Even more recently, the Church retains a disdain for homosexuality (here is one example, here is a response). I was told by a stake president a few months ago that he was "born a believer." I don't think he could stop believing in the LDS church if he tried. Yet he expects a person who is born with same-sex attraction to give up what is at his or her core. He would be furious if I told him he had a flaw that needed to be fixed. Yet he expects that individuals who feel they were born homosexual must deny it, or be fixed.
Why does this double standard persist throughout history? Our own predecessors knew exactly how wrong and horrible it was to oppress others for reasons such as skin color and religious beliefs - because they were on the receiving end! Why then do we, who have finally been accepted for who we are and what we believe, still not accept others for who they are and what they believe?
January 5, 2010
- For example, He apparently has lost His taste for blood over the centuries (see Exodus 32:27-28; Ezekiel 9; Ezekiel 26; Amos 9:1-10; etc. compared with Matt. 5:39, 44).
- He also seems to have really come to look upon women with more appreciation (1 Cor. 11:3, 9; 14:34; Numbers 5:30-31; 1 Timothy 2:11; compare to Luke 7; John 8; this article; contrast with complaints in this blog; note that women were not permitted to speak at general conference until 1988; etc.). Oh, but then really changed His mind about other things regarding women.
- No one can argue that He has significantly changed His mind about skin color and righteousness (compare these statements with this and this).

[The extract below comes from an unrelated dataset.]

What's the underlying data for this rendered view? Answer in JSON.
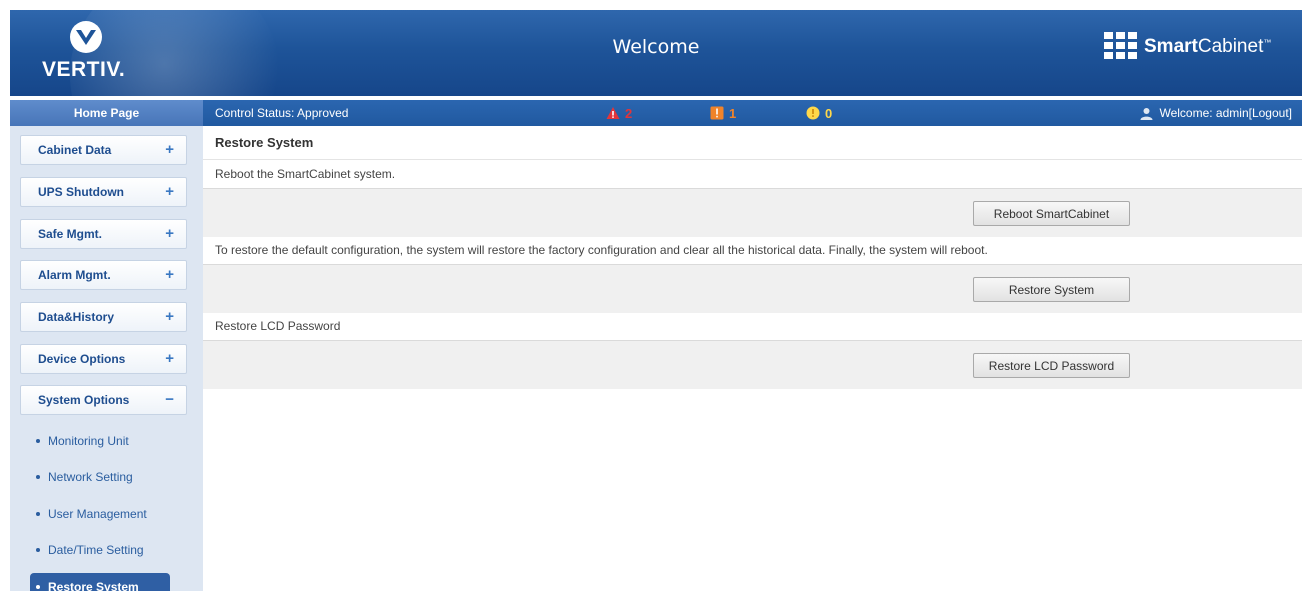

- He's become less direct in His communication (compare Moses 7:4 with "impressions come... I think...").